* **Problem statement**: Type out each record word for word. Pictures stay out.

* **Records for processing**:
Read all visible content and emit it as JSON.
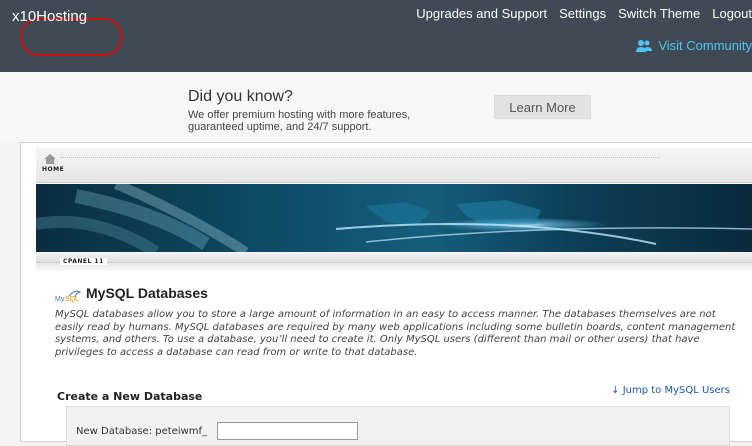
{
  "header": {
    "logo": "x10Hosting",
    "nav": [
      "Upgrades and Support",
      "Settings",
      "Switch Theme",
      "Logout"
    ],
    "community": "Visit Community",
    "community_icon": "people-icon"
  },
  "promo": {
    "title": "Did you know?",
    "text": "We offer premium hosting with more features, guaranteed uptime, and 24/7 support.",
    "button": "Learn More"
  },
  "breadcrumb": {
    "home": "HOME"
  },
  "section_label": "CPANEL 11",
  "mysql": {
    "title": "MySQL Databases",
    "description": "MySQL databases allow you to store a large amount of information in an easy to access manner. The databases themselves are not easily read by humans. MySQL databases are required by many web applications including some bulletin boards, content management systems, and others. To use a database, you’ll need to create it. Only MySQL users (different than mail or other users) that have privileges to access a database can read from or write to that database.",
    "jump": "↓ Jump to MySQL Users",
    "create_title": "Create a New Database",
    "new_db_label": "New Database: peteiwmf_",
    "new_db_value": ""
  },
  "colors": {
    "topbar": "#3f4a55",
    "accent": "#4ec4f0",
    "highlight": "#d01010"
  }
}
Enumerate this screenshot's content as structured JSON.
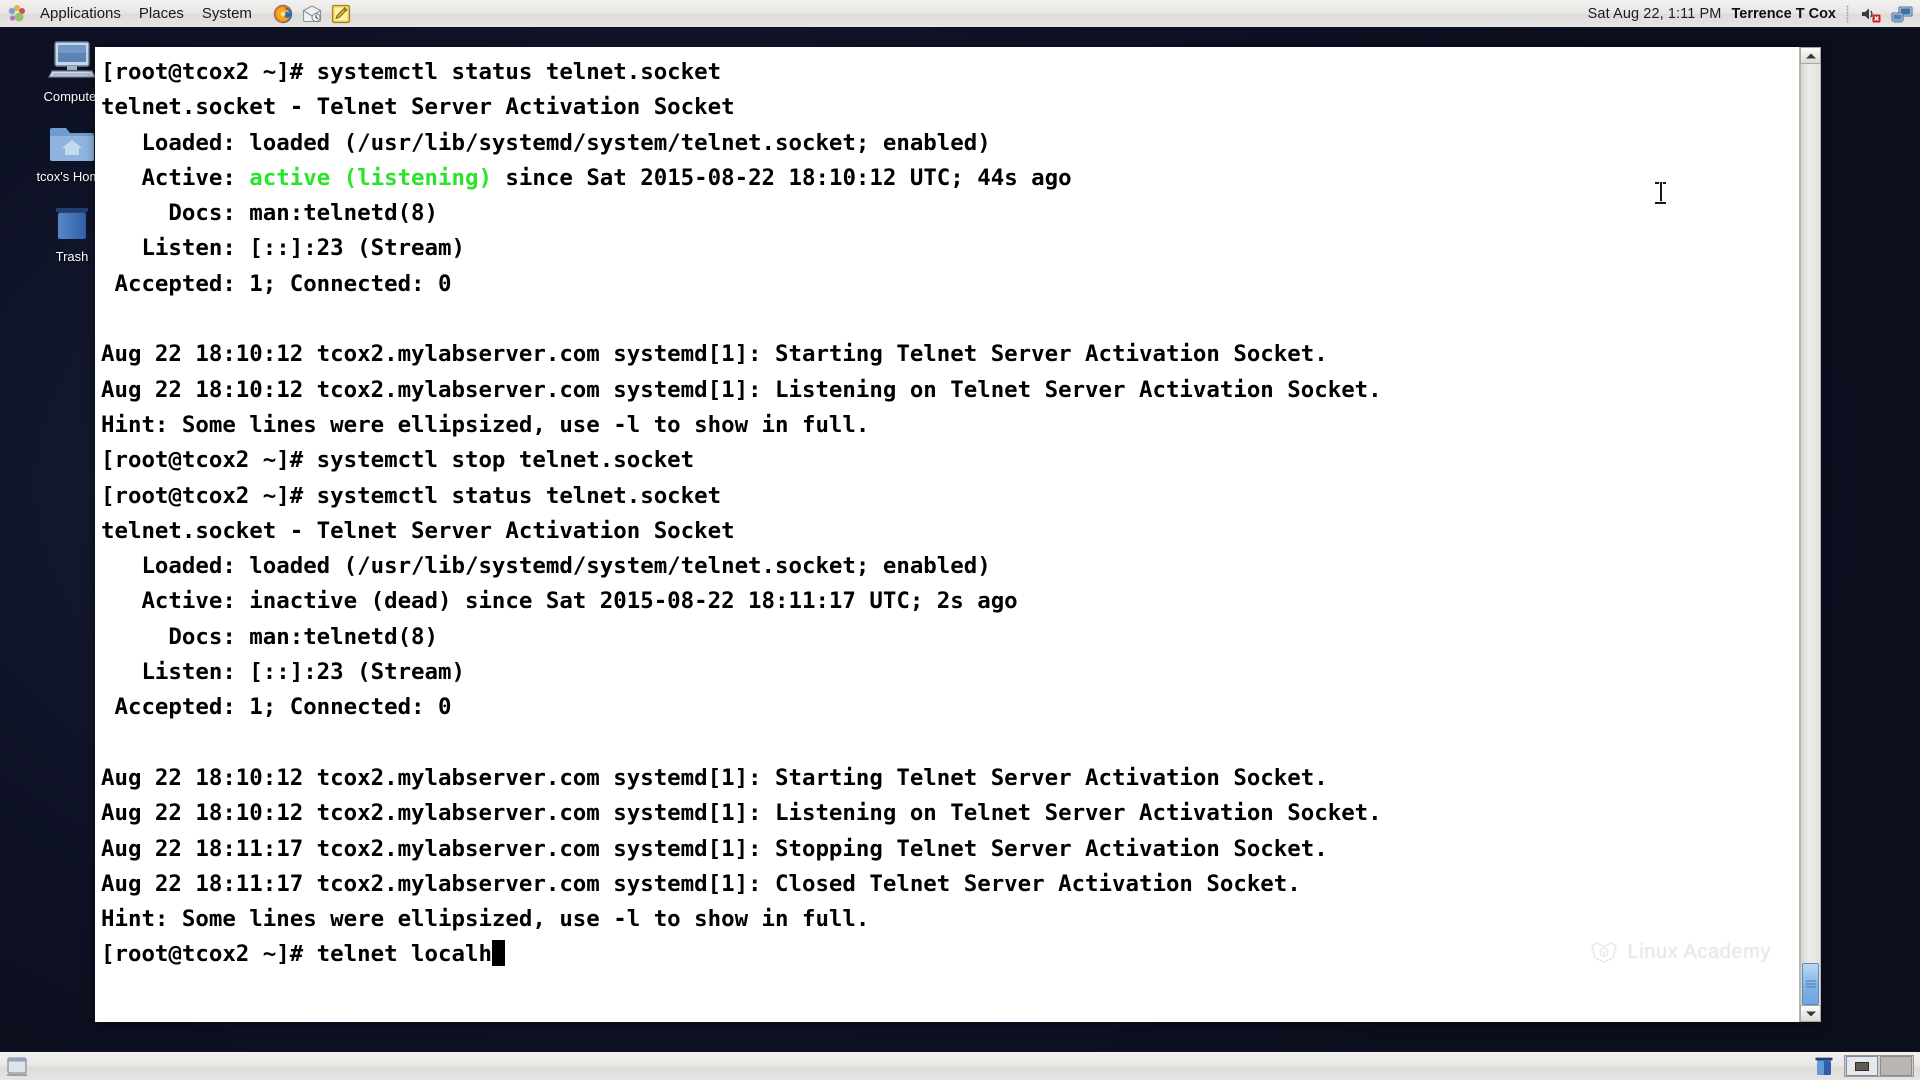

* **Result below**:
Read all visible content and emit it as JSON.
{
  "header": {
    "logo": "x10Hosting",
    "nav": [
      "Upgrades and Support",
      "Settings",
      "Switch Theme",
      "Logout"
    ],
    "community": "Visit Community",
    "community_icon": "people-icon"
  },
  "promo": {
    "title": "Did you know?",
    "text": "We offer premium hosting with more features, guaranteed uptime, and 24/7 support.",
    "button": "Learn More"
  },
  "breadcrumb": {
    "home": "HOME"
  },
  "section_label": "CPANEL 11",
  "mysql": {
    "title": "MySQL Databases",
    "description": "MySQL databases allow you to store a large amount of information in an easy to access manner. The databases themselves are not easily read by humans. MySQL databases are required by many web applications including some bulletin boards, content management systems, and others. To use a database, you’ll need to create it. Only MySQL users (different than mail or other users) that have privileges to access a database can read from or write to that database.",
    "jump": "↓ Jump to MySQL Users",
    "create_title": "Create a New Database",
    "new_db_label": "New Database: peteiwmf_",
    "new_db_value": ""
  },
  "colors": {
    "topbar": "#3f4a55",
    "accent": "#4ec4f0",
    "highlight": "#d01010"
  }
}
Enumerate this screenshot's content as structured JSON.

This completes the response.